• **Instructions to follow**: Every record below must come back exactly as given.

*** Data in this exercise ***

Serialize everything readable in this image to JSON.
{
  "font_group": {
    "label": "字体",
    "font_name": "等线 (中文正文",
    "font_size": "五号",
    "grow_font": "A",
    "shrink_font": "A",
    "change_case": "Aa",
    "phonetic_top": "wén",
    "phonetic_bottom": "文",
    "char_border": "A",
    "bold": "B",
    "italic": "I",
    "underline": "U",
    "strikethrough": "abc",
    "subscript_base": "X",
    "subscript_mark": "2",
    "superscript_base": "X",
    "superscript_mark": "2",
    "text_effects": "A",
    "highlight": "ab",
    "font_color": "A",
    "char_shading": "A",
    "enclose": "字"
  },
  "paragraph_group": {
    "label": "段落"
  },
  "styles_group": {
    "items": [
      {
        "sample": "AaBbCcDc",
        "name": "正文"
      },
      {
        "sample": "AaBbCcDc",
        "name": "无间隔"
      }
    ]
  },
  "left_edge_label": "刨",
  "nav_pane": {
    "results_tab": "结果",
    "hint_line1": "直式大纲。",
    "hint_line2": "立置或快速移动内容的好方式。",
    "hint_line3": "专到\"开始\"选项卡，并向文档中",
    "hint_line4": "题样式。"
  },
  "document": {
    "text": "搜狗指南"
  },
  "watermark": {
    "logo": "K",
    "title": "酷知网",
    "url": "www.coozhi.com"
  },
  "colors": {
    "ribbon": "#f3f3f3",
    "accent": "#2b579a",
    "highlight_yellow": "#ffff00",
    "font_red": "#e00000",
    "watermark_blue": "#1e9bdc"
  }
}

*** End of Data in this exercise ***

• **Answer**:
Serialize everything readable in this image to JSON.
{
  "font_group": {
    "label": "字体",
    "font_name": "等线 (中文正文",
    "font_size": "五号",
    "grow_font": "A",
    "shrink_font": "A",
    "change_case": "Aa",
    "phonetic_top": "wén",
    "phonetic_bottom": "文",
    "char_border": "A",
    "bold": "B",
    "italic": "I",
    "underline": "U",
    "strikethrough": "abc",
    "subscript_base": "X",
    "subscript_mark": "2",
    "superscript_base": "X",
    "superscript_mark": "2",
    "text_effects": "A",
    "highlight": "ab",
    "font_color": "A",
    "char_shading": "A",
    "enclose": "字"
  },
  "paragraph_group": {
    "label": "段落"
  },
  "styles_group": {
    "items": [
      {
        "sample": "AaBbCcDc",
        "name": "正文"
      },
      {
        "sample": "AaBbCcDc",
        "name": "无间隔"
      }
    ]
  },
  "left_edge_label": "刨",
  "nav_pane": {
    "results_tab": "结果",
    "hint_line1": "直式大纲。",
    "hint_line2": "立置或快速移动内容的好方式。",
    "hint_line3": "专到\"开始\"选项卡，并向文档中",
    "hint_line4": "题样式。"
  },
  "document": {
    "text": "搜狗指南"
  },
  "watermark": {
    "logo": "K",
    "title": "酷知网",
    "url": "www.coozhi.com"
  },
  "colors": {
    "ribbon": "#f3f3f3",
    "accent": "#2b579a",
    "highlight_yellow": "#ffff00",
    "font_red": "#e00000",
    "watermark_blue": "#1e9bdc"
  }
}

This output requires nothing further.